  6. Nariman would be a woman. It’s a girl’s name.

  7. Those 65 “Canadians” are Iranian nationals. Dual citizens. If those citizens were Nuclear scientists , then that begs the question, What is Canada’s involvement in the Iranian Nuclear program ?

    In 2012, Canada abandoned diplomatic ties with Iran and closed its embassy in Tehran.
    “Iran’s hard-liners have nothing restraining them from trying to seize control of Iraq, intensify the Syrian conflict, wreak worse havoc on Yemen and fight a more or less direct conflict with Israel in Syria,” writes Saunders, and adds: Any last vestige of control and stability in the region had held on by a slender thread. That thread, until May 8, was known as the Iran deal.

  8. My advice:

    If you’re about to read something, always check the source:
    If it’s from ‘Haaretz On The Hudson’ – aka NY Times – then don’t think twice: BIN IT!!!

  9. Have read several pieces written by Finian Cunningham, mostly a waste of time, but this is outright stupid. If there had been the slightest chance of the Iranian military being hacked or infiltrated they would have cried out immediately instead the lied for four days while investigating and finally admitted that it was a mistake. I honestly don’t understand why anyone would write trash like this and why it is published at all.

  10. The 65 Canadians were not the alleged nuclear scientists but simply Canadians but to the American authorities if they did it they would probably be just collateral damage.

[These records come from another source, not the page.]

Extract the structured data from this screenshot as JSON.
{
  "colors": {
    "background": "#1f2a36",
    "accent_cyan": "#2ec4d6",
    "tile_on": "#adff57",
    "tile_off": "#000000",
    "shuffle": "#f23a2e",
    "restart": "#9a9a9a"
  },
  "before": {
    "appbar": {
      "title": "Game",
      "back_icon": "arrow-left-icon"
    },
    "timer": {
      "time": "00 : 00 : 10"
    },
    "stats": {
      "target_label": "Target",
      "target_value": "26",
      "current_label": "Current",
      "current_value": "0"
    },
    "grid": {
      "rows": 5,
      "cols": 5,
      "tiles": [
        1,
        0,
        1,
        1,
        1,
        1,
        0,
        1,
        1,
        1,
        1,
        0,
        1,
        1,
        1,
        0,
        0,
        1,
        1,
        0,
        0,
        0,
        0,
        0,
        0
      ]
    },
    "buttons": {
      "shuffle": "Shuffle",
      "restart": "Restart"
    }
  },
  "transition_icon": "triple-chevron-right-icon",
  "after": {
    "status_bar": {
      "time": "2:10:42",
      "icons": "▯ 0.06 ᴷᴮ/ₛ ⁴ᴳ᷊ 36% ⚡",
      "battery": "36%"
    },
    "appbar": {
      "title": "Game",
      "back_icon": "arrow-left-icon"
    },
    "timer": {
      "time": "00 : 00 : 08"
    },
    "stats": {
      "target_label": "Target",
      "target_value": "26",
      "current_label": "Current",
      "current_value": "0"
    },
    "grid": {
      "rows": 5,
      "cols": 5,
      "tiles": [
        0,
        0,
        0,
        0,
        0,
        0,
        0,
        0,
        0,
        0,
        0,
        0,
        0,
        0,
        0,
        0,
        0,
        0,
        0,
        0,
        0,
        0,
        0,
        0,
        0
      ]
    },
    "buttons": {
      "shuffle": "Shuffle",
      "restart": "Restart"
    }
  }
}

  11. Article does not mention MEK or Canadian history of subverting foreign countries.